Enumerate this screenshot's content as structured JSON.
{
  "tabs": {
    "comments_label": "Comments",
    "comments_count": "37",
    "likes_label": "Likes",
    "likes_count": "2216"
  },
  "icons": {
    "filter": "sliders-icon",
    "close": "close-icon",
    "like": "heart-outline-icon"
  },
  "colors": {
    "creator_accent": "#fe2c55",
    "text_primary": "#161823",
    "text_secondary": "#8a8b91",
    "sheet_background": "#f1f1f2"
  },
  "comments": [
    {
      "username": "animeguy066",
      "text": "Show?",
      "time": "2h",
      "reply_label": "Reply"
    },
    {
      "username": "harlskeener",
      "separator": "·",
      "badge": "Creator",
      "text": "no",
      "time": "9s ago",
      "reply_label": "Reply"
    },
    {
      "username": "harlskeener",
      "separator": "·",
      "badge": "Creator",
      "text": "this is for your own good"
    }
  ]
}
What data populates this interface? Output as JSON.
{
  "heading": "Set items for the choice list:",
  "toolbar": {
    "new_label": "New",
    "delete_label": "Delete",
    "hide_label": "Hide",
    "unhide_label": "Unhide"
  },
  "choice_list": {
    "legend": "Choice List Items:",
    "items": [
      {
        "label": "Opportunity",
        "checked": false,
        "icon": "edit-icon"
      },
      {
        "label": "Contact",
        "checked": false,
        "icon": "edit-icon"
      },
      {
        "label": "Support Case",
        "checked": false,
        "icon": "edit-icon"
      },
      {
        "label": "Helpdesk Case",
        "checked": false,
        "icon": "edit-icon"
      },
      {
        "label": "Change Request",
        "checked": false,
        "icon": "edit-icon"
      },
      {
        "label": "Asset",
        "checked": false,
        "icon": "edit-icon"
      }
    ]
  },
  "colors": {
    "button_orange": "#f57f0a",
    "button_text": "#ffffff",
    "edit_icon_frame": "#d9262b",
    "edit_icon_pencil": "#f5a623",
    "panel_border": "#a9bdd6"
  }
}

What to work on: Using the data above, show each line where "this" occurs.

Written solution:
Enumerate this screenshot's content as structured JSON.
      "text": "this is for your own good"
What data populates this interface? Output as JSON.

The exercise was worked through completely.